American Journal of Economics and Business Administration

Employer Rights and Legal Defenses to OSHA Citations

Thomas Oriet and Dr. Leo Oriet

DOI : 10.3844/ajebasp.2018.31.51

American Journal of Economics and Business Administration

Volume 10, 2018

Pages 31-51

Abstract

Congress placed a statutory duty on the employer and employee to be safe in the workplace, but the courts do not reciprocate this duty onto employees. With plant managers understandably unaware of their rights,2  and with governmental tactics to obtain consent for administrative ease,3  a company’s threat to litigation may derive from its ignorance of the law.

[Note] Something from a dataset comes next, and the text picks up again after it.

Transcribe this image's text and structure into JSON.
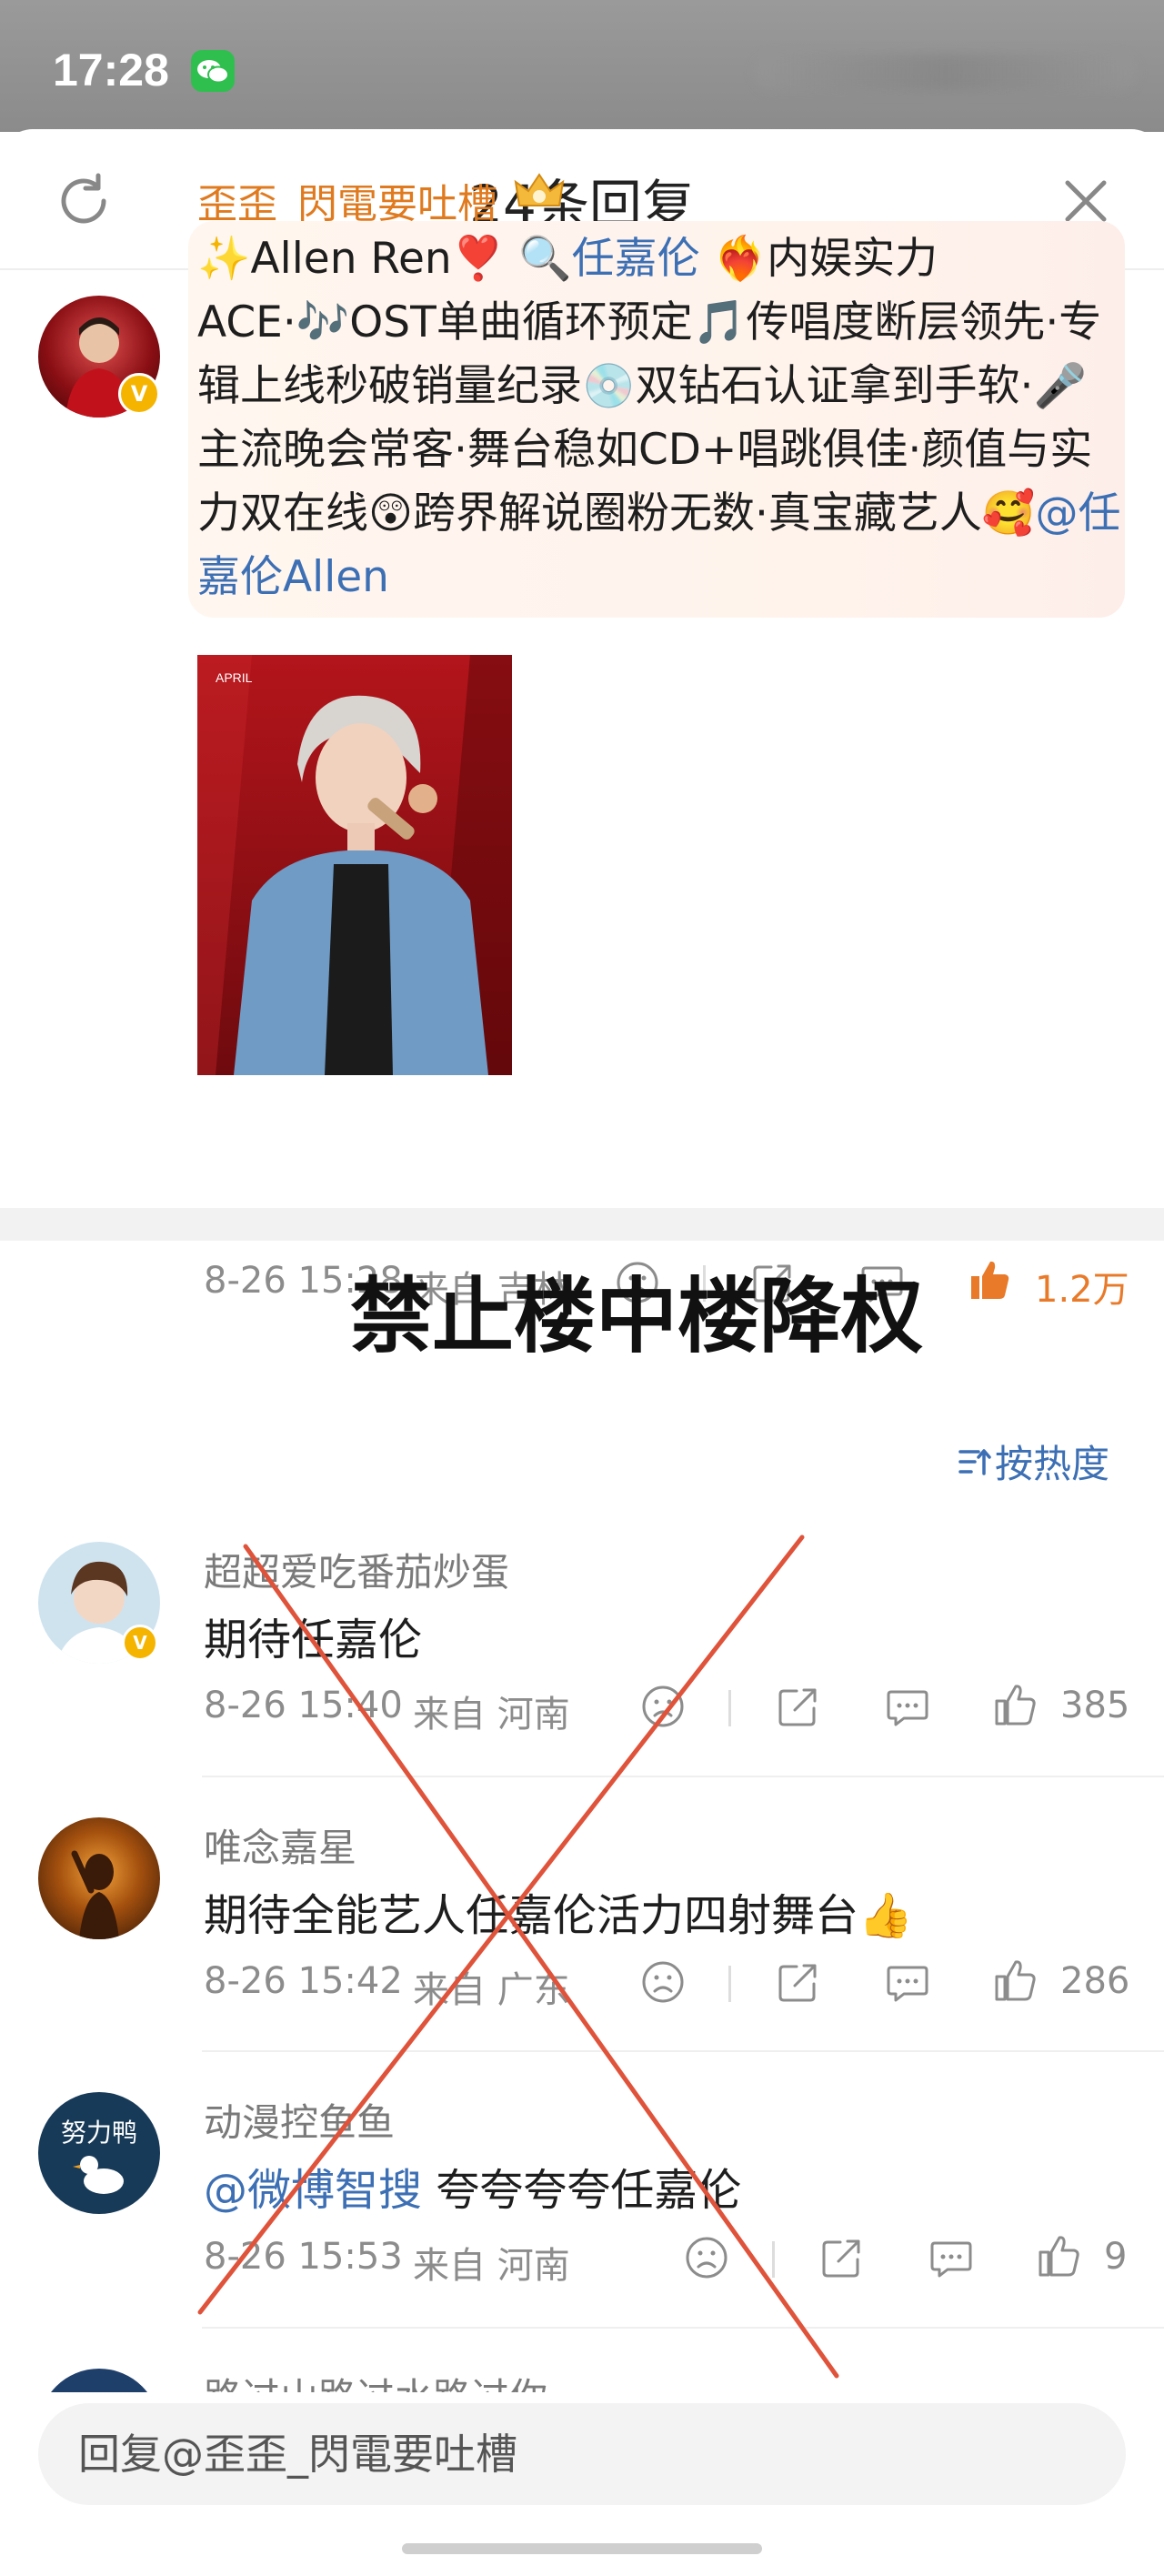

This paper aims to educate employers of their rights and counter-arguments to Secretary of Labor (“Secretary”) litigation as they seek independent legal counsel.

An employer can deny entry of an Occupational Health and Safety Administration (“OSHA”) inspector lacking a warrant unless the business is in a pervasively regulated industry. The employer may ask for a copy of the warrant and the basis for the warrant and the OSHA inspector must articulate the scope and purpose of the search. An employer may request counsel to accompany the OSHA inspector during the investigation. Upon completion of the inspection, the Secretary or OSHA must issue a citation within six-months. In other words, the date of discovering a violation or when the alleged violation occurred starts the six-month statute of the limitations for a valid citation to be issued. The employer must appeal by notifying the Secretary within 15 business days after receipt of the citation. The Secretary of Labor always bears the initial burden of proving every element of an Occupational Safety and Health Act (“OSH Act”) violation that resulted from the employer’s alleged failed compliance.

An employer may raise the Multi-Employer Doctrine to argue it was an employee from another employer that created and controlled the hazard inducing incident. The employer must prove:

“(1) it did not create the violative condition to which its employees were exposed;
(2) it did not control the violative condition, so that it could not itself have performed the action necessary to abate the condition as required by the standard; and
(3) it took all reasonable alternative measures to protect its employees from the violative condition.” 4
An employer may argue that the OSH Act compliance is infeasible by demonstrating:
“(1) that compliance with a particular standard either is impossible or will render performance of the work impossible; and
(2) that the employer  undertook  alternative  steps  to protect its workers or that no such steps were available.” 5

To rebut the presumption that the employer bears full responsibility for workplace safety, an employee’s isolated and unforeseen misconduct may be held against the employee using the Unpreventable Employee Misconduct Defense. The employer shall need to prove:

“(1) it established work rules or policies  designed  to  prevent the violation;
(2) it has adequately communicated these rules to its employees;
(3) it has taken steps to discover violations of the work rules; and
(4) it has effectively enforced these work rules when violations have been discovered.”6 

An employer can seek a variance proceeding that allows OSHA to preapprove the alternative safety measure before being issued a citation. However, if the alternative private-sector created safety measure appears unable to provide equivalent safety protection as the OSHA standard, then the employer risks receiving a citation after OSHA makes a final determination. The employer relinquishes the option of arguing the Greater Hazard Defense upon requesting a variance proceeding. The Greater Hazard Defense requires the employer to prove:

(1) compliance with OSHA standards or guidance would result in a greater hazard to employees, which the standard was designed to prevent, than would noncompliance;
(2) the employer took reasonable alternative protective measures, or there are no  alternative means of employee protection; and
(3) a variance was unavailable or applying for a variance would have been inappropriate.7
The employer may seek a variance or risk losing the Greater Hazard Defense. An unjustified failure to seek a variance proceeding shall preclude the Greater Hazard Defense; thus, there is no defense when the employer failed to ask for one when appropriate. If an employer can show it could not seek a variance proceeding due to a statue or procedure, then the defense may be raised. An employer should do everything it can to reduce its employees’ exposure to reasonably foreseeable hazards to reduce the gravity  of the citation charges, even if the OSHA standard is economically or technically infeasible.  

Copyright

© 2018 Thomas Oriet and Dr. Leo Oriet. This is an open access article distributed under the terms of the Creative Commons Attribution License, which permits unrestricted use, distribution, and reproduction in any medium, provided the original author and source are credited.